On the nuclear power front, environmental impact also is of the utmost concern. A multi-year proposal process similar to that being undertaken by the Eider Rock refinery also is in motion for the Point Lepreau Generating Station (PLGS) in Lepreau, New Brunswick. Point Lepreau currently supplies New Brunswick with 30% of its power, and also distributes power to parts of New England. In August 2007, the Government of New Brunswick accepted a proposal to conduct a feasibility study regarding the construction of a second nuclear reactor at the Fredericton plant. The $2.5 million study has been proposed and funded by Team CANDU New Brunswick, a representative of five different nuclear technology and engineering companies. One of the companies involved in the proposal is Atomic Energy of Canada Limited (AECL). Ken Petrunik, chief operating officer of AECL, explains, “We are extremely pleased that the Province of New Brunswick has accepted Team CANDU New Brunswick’s proposal. We are confident the study will clearly demonstrate that a second unit will provide an energy-secure future and economic self-sufficiency for the province.”

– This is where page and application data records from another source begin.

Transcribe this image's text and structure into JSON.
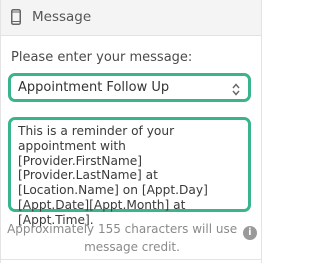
{
  "header": {
    "icon": "mobile-phone-icon",
    "title": "Message"
  },
  "prompt": "Please enter your message:",
  "template_select": {
    "value": "Appointment Follow Up",
    "accent_color": "#39b48d"
  },
  "message": {
    "text": "This is a reminder of your appointment with [Provider.FirstName] [Provider.LastName] at [Location.Name] on [Appt.Day][Appt.Date][Appt.Month] at [Appt.Time]."
  },
  "credit_note": {
    "text_before": "Approximately 155 characters will use",
    "info_icon": "info-icon",
    "info_label": "i",
    "text_after": "message credit."
  }
}
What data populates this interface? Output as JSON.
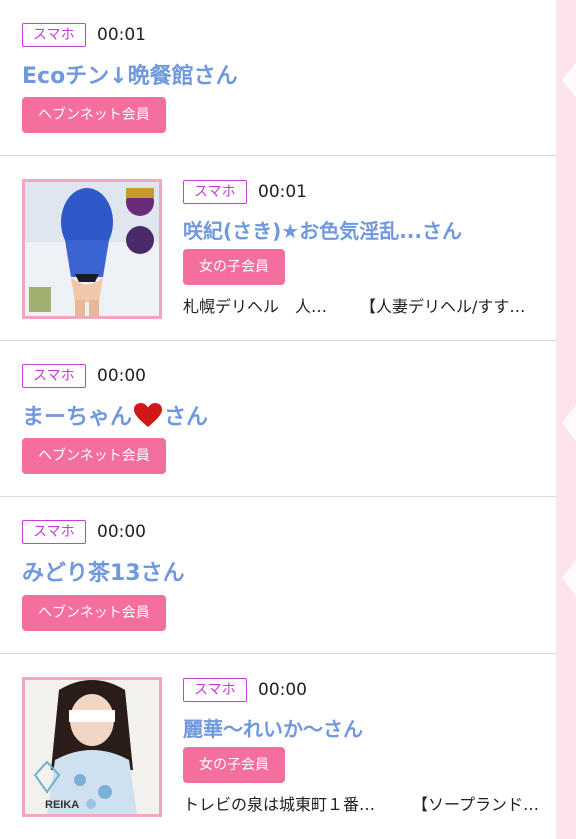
{
  "badge_label": "スマホ",
  "member_colors": {
    "accent": "#f46f9d",
    "name": "#6f98df",
    "badge": "#c43ed8"
  },
  "items": [
    {
      "time": "00:01",
      "name": "Ecoチン↓晩餐館さん",
      "member": "ヘブンネット会員"
    },
    {
      "time": "00:01",
      "name": "咲紀(さき)★お色気淫乱...さん",
      "member": "女の子会員",
      "shop": "札幌デリヘル　人…",
      "category": "【人妻デリヘル/すす…"
    },
    {
      "time": "00:00",
      "name": "まーちゃん",
      "name_suffix": "さん",
      "member": "ヘブンネット会員"
    },
    {
      "time": "00:00",
      "name": "みどり茶13さん",
      "member": "ヘブンネット会員"
    },
    {
      "time": "00:00",
      "name": "麗華〜れいか〜さん",
      "member": "女の子会員",
      "shop": "トレビの泉は城東町１番…",
      "category": "【ソープランド…",
      "thumb_text": "REIKA"
    }
  ]
}
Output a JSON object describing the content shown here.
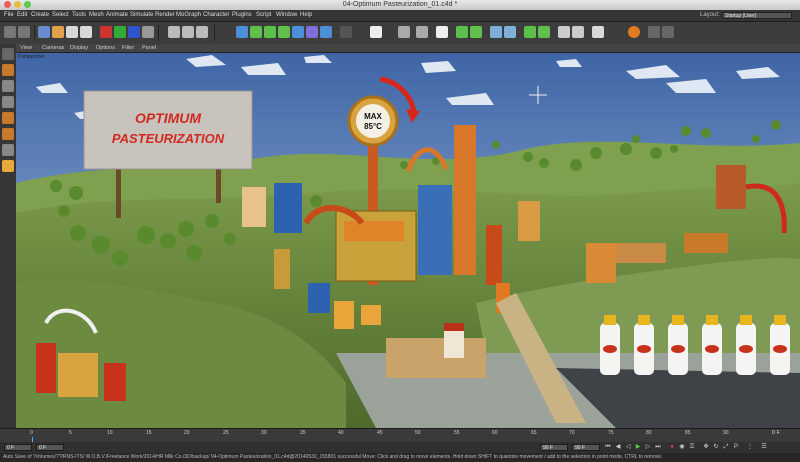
{
  "window": {
    "title": "04-Optimum Pasteurization_01.c4d *"
  },
  "menu": {
    "items": [
      "File",
      "Edit",
      "Create",
      "Select",
      "Tools",
      "Mesh",
      "Animate",
      "Simulate",
      "Render",
      "MoGraph",
      "Character",
      "Plugins",
      "Script",
      "Window",
      "Help"
    ],
    "layout_label": "Layout:",
    "layout_value": "Startup (User)"
  },
  "viewport": {
    "menu": [
      "View",
      "Cameras",
      "Display",
      "Options",
      "Filter",
      "Panel"
    ],
    "label": "Perspective",
    "billboard_line1": "OPTIMUM",
    "billboard_line2": "PASTEURIZATION",
    "gauge_line1": "MAX",
    "gauge_line2": "85°C"
  },
  "timeline": {
    "ticks": [
      "0",
      "5",
      "10",
      "15",
      "20",
      "25",
      "30",
      "35",
      "40",
      "45",
      "50",
      "55",
      "60",
      "65",
      "70",
      "75",
      "80",
      "85",
      "90"
    ],
    "end_label": "0 F"
  },
  "controls": {
    "start_frame": "0 F",
    "current_frame": "0 F",
    "end_frame": "90 F",
    "max_frame": "90 F"
  },
  "status": {
    "text": "Auto Save of '/Volumes/??/RNS-ITS/ W.O.B.V./Freelance Work/2014/HR Milk Co./3D/backup/ 04-Optimum Pasteurization_01.c4d@20140530_155801 successful  Move: Click and drag to move elements. Hold down SHIFT to quantize movement / add to the selection in point mode, CTRL to remove."
  },
  "colors": {
    "sky": "#4f74b0",
    "hills": "#5e7c3a",
    "billboard_text": "#d02a20",
    "gauge_arrow": "#d8261c",
    "bottle_cap": "#e8b41d"
  }
}
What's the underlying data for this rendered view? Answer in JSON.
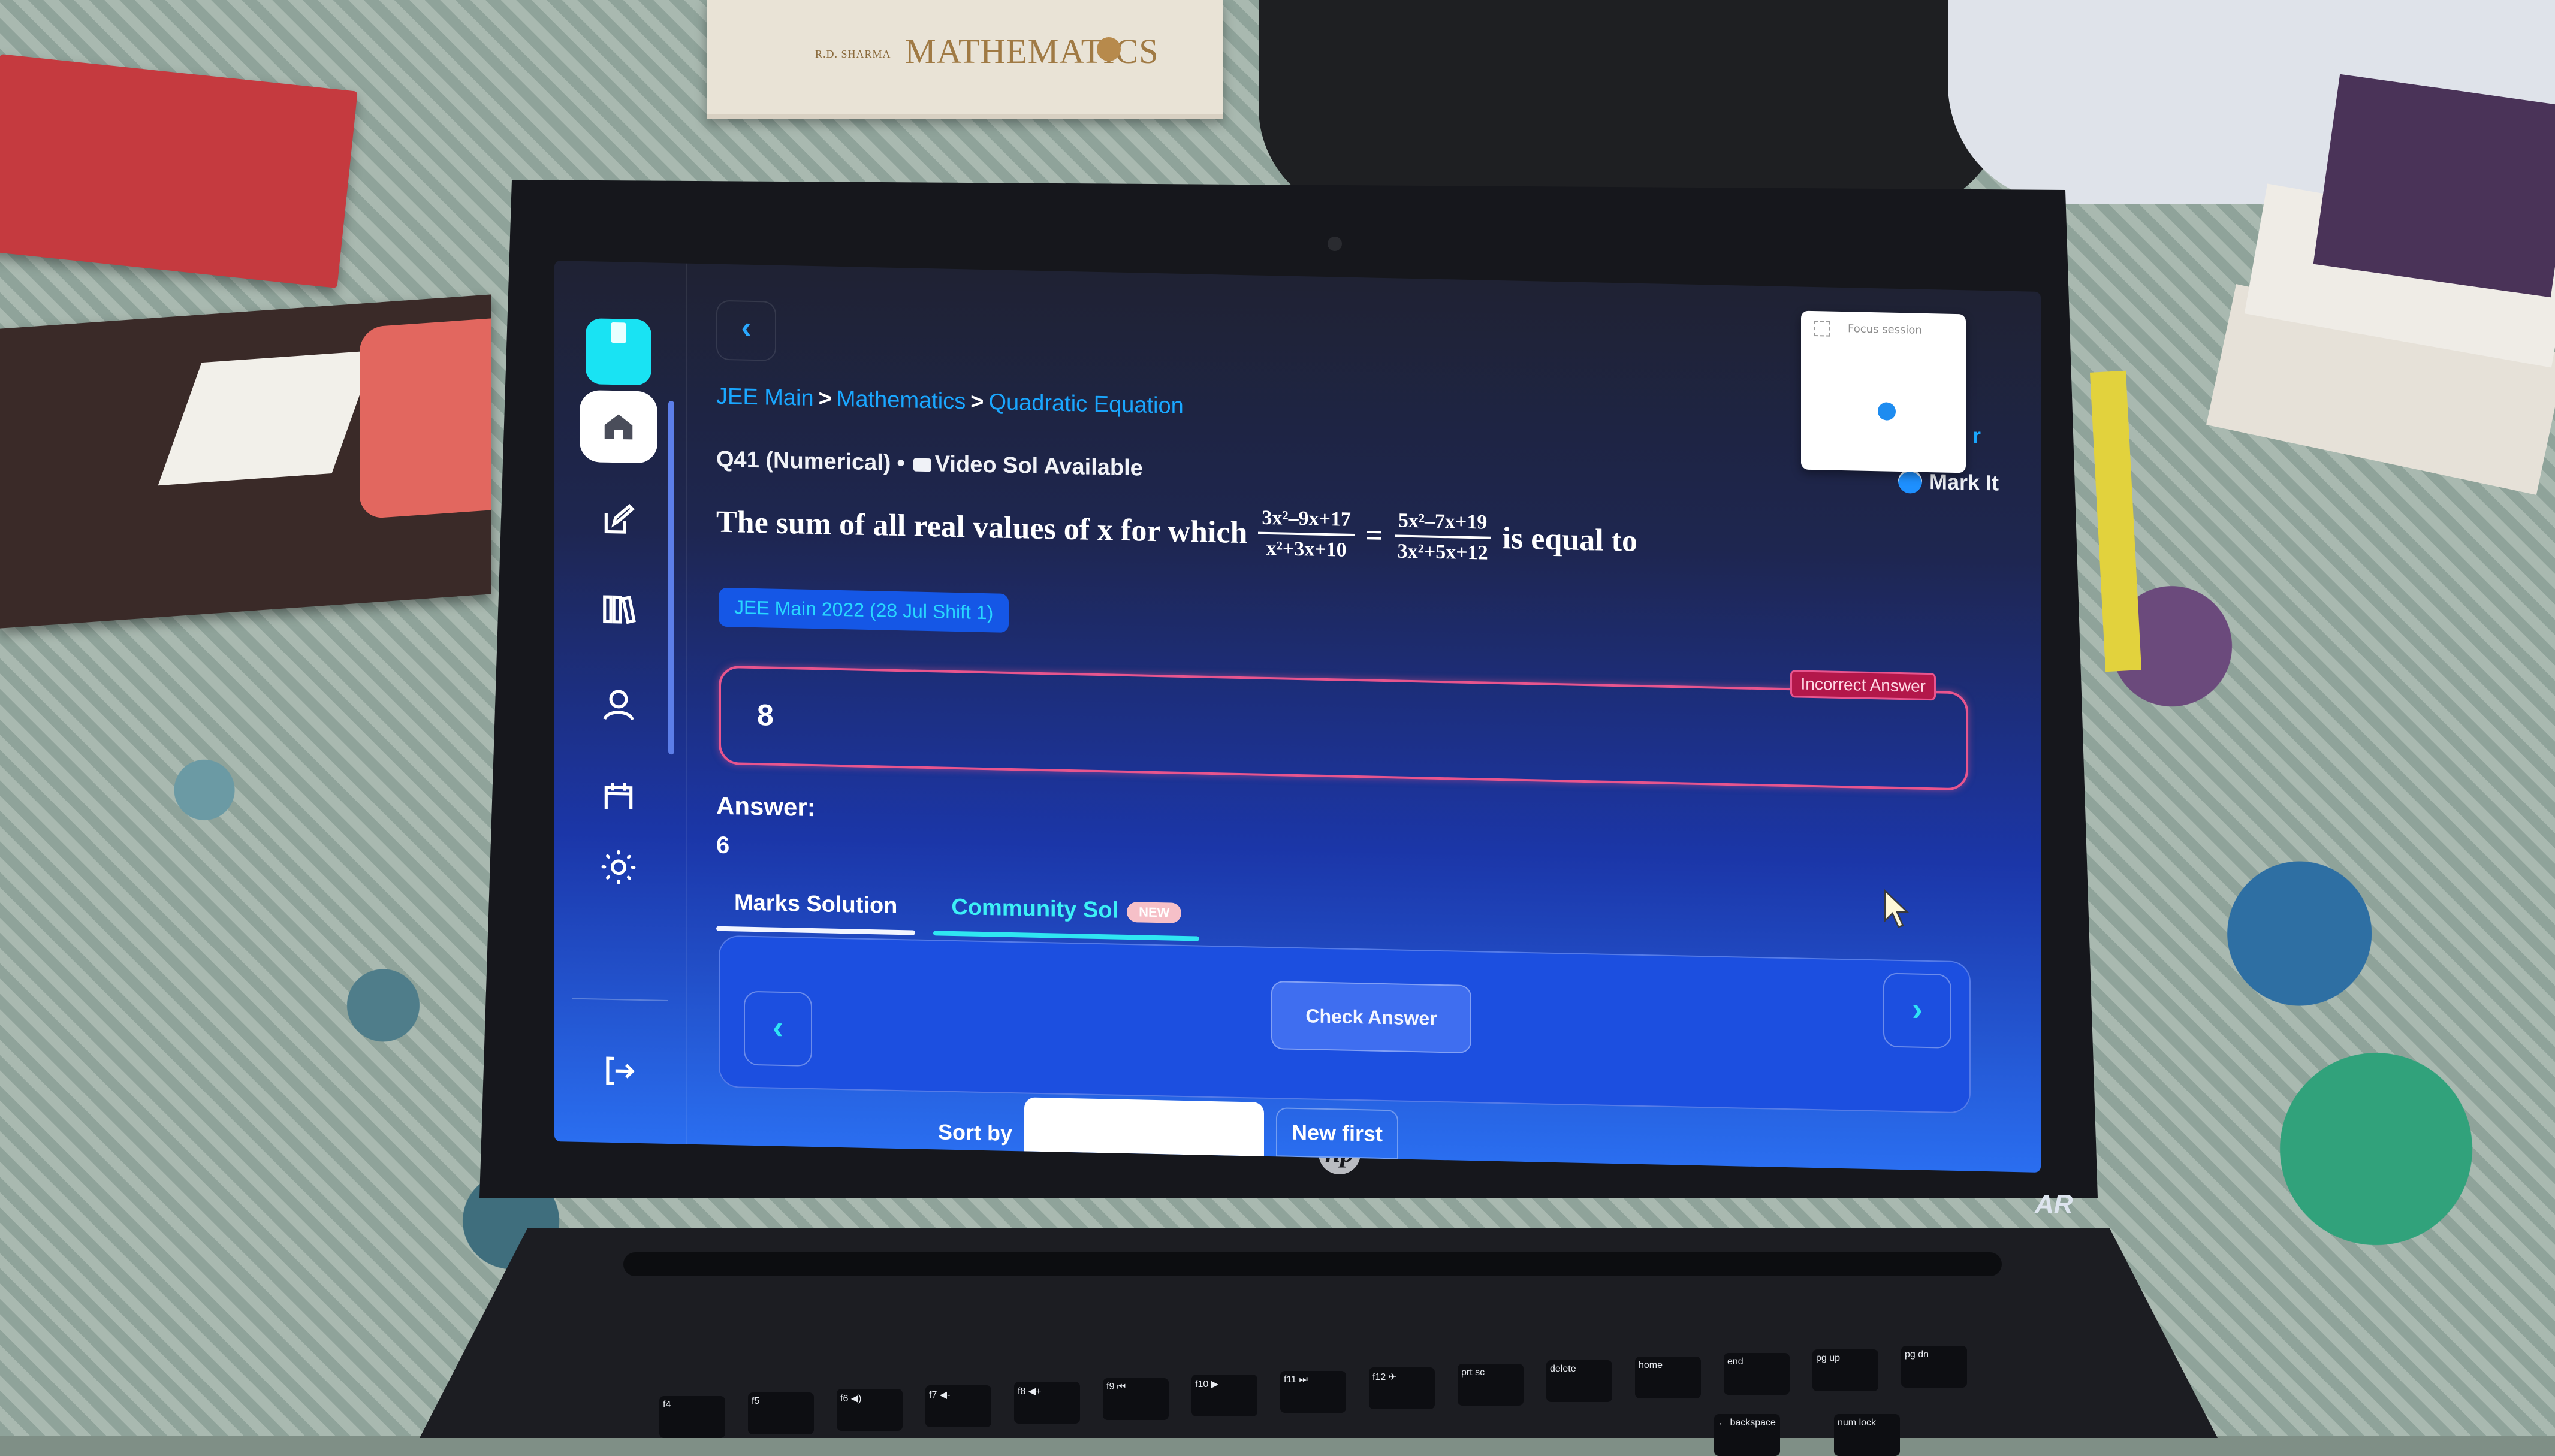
{
  "scene": {
    "book_spine": {
      "author": "R.D. SHARMA",
      "title": "MATHEMATICS"
    },
    "laptop_brand": "hp",
    "laptop_sticker": "AR",
    "keyboard_keys": [
      "f4",
      "f5",
      "f6 ◀)",
      "f7 ◀-",
      "f8 ◀+",
      "f9 ⏮",
      "f10 ▶",
      "f11 ⏭",
      "f12 ✈",
      "prt sc",
      "delete",
      "home",
      "end",
      "pg up",
      "pg dn",
      "← backspace",
      "num lock"
    ]
  },
  "app": {
    "sidebar": {
      "items": [
        {
          "name": "home",
          "icon": "home-icon",
          "active": true
        },
        {
          "name": "practice",
          "icon": "edit-icon",
          "active": false
        },
        {
          "name": "library",
          "icon": "library-icon",
          "active": false
        },
        {
          "name": "profile",
          "icon": "user-icon",
          "active": false
        },
        {
          "name": "calendar",
          "icon": "calendar-icon",
          "active": false
        },
        {
          "name": "theme",
          "icon": "sun-icon",
          "active": false
        },
        {
          "name": "logout",
          "icon": "logout-icon",
          "active": false
        }
      ]
    },
    "header": {
      "back_icon": "‹",
      "breadcrumb": [
        "JEE Main",
        "Mathematics",
        "Quadratic Equation"
      ],
      "breadcrumb_separator": ">"
    },
    "question": {
      "meta_id": "Q41 (Numerical)",
      "meta_separator": "•",
      "meta_video": "Video Sol Available",
      "text_before": "The sum of all real values of x for which",
      "lhs": {
        "numerator": "3x²–9x+17",
        "denominator": "x²+3x+10"
      },
      "equals": "=",
      "rhs": {
        "numerator": "5x²–7x+19",
        "denominator": "3x²+5x+12"
      },
      "text_after": "is equal to",
      "exam_tag": "JEE Main 2022 (28 Jul Shift 1)"
    },
    "mark_it_label": "Mark It",
    "peek_text": "r",
    "focus_widget": {
      "title": "Focus session"
    },
    "response": {
      "user_answer": "8",
      "status_badge": "Incorrect Answer",
      "status_color": "#e8558e",
      "answer_label": "Answer:",
      "correct_answer": "6"
    },
    "tabs": [
      {
        "label": "Marks Solution",
        "active": false
      },
      {
        "label": "Community Sol",
        "active": true,
        "badge": "NEW"
      }
    ],
    "solution_panel": {
      "prev_icon": "‹",
      "next_icon": "›",
      "check_answer_label": "Check Answer"
    },
    "sort": {
      "label": "Sort by",
      "selected": "",
      "option": "New first"
    },
    "colors": {
      "accent_cyan": "#2fe6f2",
      "breadcrumb_blue": "#1aa7ff",
      "logo_cyan": "#19e3f3"
    }
  }
}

New Brunswick Premier Shawn Graham says the project study “further cements New Brunswick’s growing position as an energy hub on the Eastern seaboard and could be yet another catalyst towards our goal of self sufficiency by 2026.” Indeed, the new reactor will be in operation for 60 years. Should the $6 billion project go forward, it will create 4,000 construction jobs and 500 permanent jobs. This estimate, however, does not account for the nuclear research, training, and manufacturing industries that the new generator will attract. Keir claims that the proposal “already has brought positive spin-offs for the province like a Centre of Excellence for Retubing of CANDU reactors,” and adds that the project has “the potential to bring transformational change to our province.” Patrick Lamarre, president of SNC-Lavalin Nuclear, another of the Team CANDU companies, comments: “Team CANDU NB fully supports the province’s vision to become a world-class center of excellence for nuclear power.”
PLGS began refurbishing its existing generator in March 2008. The $1.4 billion project is expected to reach completion in September 2009. Ga‚Äėtan Thomas, vice president of NB Power Nuclear, states that the initial process of shutting down the reactor went very well.
“There was a lot of pride amongst our employees as many of them were there and worked at the station when it was first built,” he says.
The station has been operating commercially since 1983, and the refurbishment should extend the generator’s life for another 25 years. New Brunswick is the only Eastern Canadian province licensed to operate a nuclear power plant. The refurbishment is the first ever attempted on a reactor of the type located at PLGS.